Now we are back away from the fashion side of things, it becomes a lot easier to decide what to wear. In cold weather, wear a waterproof coat, hiking boots, and jeans. The coat will double as a cover for your camera if it rains. Think about fingerless gloves as well – they keep your hands warm but will still allow you to get maximum functionality out of your camera.
In warm weather, sensible clothing is necessary. A hat should be worn to protect you from sunburn or sunstroke, but make sure that the brim does not get in the way of the camera. Sunglasses may also be an option, but again, test them out beforehand. Trainers are acceptable but sturdy boots may be better for day long events or those that are spread across a larger area. Plain clothing is recommended – anything with a logo or a slogan on it may not seem professional. In most cases you may be required to wear something that sets you apart as a member of the press, so it may not matter so much what you wear. Skirts are generally not recommended for women, as they can be impractical and make the job more difficult. Particularly with sports, you may need to be able to move quickly. Not only will you be following the action, but also having to avoid it if it exceeds the limits of the pitch or track.
Other things to think about
Aside from all of the above, you’ll also want to think about color casts. If you show up to a shoot wearing bright neon green clothing, for example, it make produce a color cast bouncing off your shirt and onto your subjects. This can be fixed in Photoshop using Summerana’s color cast remover actions, but if you do not want to spend time in Photoshop fixing this, you may want to avoid wearing color cast inducing clothing.
Additionally, you will want to possibly carry a lint brush roller if you have or are around pets. You may also want to be sure your clothing is not wrinkled and unprofessional looking.
Staple Wardrobe Pieces
For these and all other types of photoshoot, there are some forms of clothing you will want in your wardrobe to grab when needed. Make sure that you have these pieces on hand and ready.
– Tailored, staple white or black shirt
– Suit with tailored pants or below the knee skirt and well fitted jacket – check that you can move your arms and that they are not too flowy
– Plain dark jeans or leggings, well fitted but not tight
– Plain t-shirt, nicely tailored and preferably dark or white
– Smart shoes that aren’t too noisy
– Hiking boots
– Waterproof coat
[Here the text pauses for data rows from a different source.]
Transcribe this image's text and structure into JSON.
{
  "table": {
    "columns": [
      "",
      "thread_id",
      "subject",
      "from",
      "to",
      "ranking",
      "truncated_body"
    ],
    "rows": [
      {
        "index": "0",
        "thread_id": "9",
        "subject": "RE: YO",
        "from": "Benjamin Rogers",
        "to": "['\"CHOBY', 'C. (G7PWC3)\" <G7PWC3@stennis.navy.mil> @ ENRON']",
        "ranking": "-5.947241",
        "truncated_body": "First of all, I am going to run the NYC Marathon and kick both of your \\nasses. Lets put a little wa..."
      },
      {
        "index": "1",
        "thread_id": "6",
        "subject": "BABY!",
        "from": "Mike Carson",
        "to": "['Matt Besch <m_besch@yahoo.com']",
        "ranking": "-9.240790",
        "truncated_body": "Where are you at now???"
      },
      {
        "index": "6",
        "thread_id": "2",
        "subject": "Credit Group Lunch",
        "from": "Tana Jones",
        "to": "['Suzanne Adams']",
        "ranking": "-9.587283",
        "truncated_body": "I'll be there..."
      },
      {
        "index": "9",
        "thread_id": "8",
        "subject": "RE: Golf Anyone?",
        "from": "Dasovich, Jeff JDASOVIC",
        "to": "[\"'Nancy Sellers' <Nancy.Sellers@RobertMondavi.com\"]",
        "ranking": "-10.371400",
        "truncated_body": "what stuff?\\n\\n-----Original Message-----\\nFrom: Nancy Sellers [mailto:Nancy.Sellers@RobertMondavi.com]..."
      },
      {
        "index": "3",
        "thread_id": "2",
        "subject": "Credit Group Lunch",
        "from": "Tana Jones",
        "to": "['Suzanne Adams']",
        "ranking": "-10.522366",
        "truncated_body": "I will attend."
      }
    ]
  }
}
– Summer jacket with plenty of pockets
– Hat which will not blow off or obstruct your camera
Do you have any staple wardrobe pieces that are must haves? Scroll down to post in the comments and let us know!